- YOUR GOAL:
Your task is to copy every record exactly.

[Element data from apps and pages]
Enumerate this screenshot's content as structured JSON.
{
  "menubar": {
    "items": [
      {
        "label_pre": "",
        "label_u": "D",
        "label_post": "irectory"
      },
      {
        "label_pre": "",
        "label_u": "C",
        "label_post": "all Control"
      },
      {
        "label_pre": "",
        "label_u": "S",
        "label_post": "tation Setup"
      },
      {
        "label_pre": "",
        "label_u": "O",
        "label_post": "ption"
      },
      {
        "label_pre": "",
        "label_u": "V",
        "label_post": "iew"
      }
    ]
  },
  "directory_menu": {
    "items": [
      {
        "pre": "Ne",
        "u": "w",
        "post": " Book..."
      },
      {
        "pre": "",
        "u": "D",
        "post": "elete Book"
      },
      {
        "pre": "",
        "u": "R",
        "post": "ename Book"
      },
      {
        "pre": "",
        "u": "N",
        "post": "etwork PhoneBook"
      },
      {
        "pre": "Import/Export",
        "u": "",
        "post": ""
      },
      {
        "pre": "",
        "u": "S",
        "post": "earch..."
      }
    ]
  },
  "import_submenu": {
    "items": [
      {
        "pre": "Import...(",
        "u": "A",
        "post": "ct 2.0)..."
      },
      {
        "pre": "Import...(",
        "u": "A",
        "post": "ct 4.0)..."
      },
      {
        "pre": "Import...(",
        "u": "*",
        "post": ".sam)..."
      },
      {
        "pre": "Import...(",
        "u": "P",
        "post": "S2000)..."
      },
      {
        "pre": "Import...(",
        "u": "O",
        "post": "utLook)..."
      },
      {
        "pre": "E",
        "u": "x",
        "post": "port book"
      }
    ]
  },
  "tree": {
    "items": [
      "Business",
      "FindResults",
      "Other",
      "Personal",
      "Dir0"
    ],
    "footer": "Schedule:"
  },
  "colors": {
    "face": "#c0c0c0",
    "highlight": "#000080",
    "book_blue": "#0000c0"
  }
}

- YOUR RESPONSE:
Enumerate this screenshot's content as structured JSON.
{
  "menubar": {
    "items": [
      {
        "label_pre": "",
        "label_u": "D",
        "label_post": "irectory"
      },
      {
        "label_pre": "",
        "label_u": "C",
        "label_post": "all Control"
      },
      {
        "label_pre": "",
        "label_u": "S",
        "label_post": "tation Setup"
      },
      {
        "label_pre": "",
        "label_u": "O",
        "label_post": "ption"
      },
      {
        "label_pre": "",
        "label_u": "V",
        "label_post": "iew"
      }
    ]
  },
  "directory_menu": {
    "items": [
      {
        "pre": "Ne",
        "u": "w",
        "post": " Book..."
      },
      {
        "pre": "",
        "u": "D",
        "post": "elete Book"
      },
      {
        "pre": "",
        "u": "R",
        "post": "ename Book"
      },
      {
        "pre": "",
        "u": "N",
        "post": "etwork PhoneBook"
      },
      {
        "pre": "Import/Export",
        "u": "",
        "post": ""
      },
      {
        "pre": "",
        "u": "S",
        "post": "earch..."
      }
    ]
  },
  "import_submenu": {
    "items": [
      {
        "pre": "Import...(",
        "u": "A",
        "post": "ct 2.0)..."
      },
      {
        "pre": "Import...(",
        "u": "A",
        "post": "ct 4.0)..."
      },
      {
        "pre": "Import...(",
        "u": "*",
        "post": ".sam)..."
      },
      {
        "pre": "Import...(",
        "u": "P",
        "post": "S2000)..."
      },
      {
        "pre": "Import...(",
        "u": "O",
        "post": "utLook)..."
      },
      {
        "pre": "E",
        "u": "x",
        "post": "port book"
      }
    ]
  },
  "tree": {
    "items": [
      "Business",
      "FindResults",
      "Other",
      "Personal",
      "Dir0"
    ],
    "footer": "Schedule:"
  },
  "colors": {
    "face": "#c0c0c0",
    "highlight": "#000080",
    "book_blue": "#0000c0"
  }
}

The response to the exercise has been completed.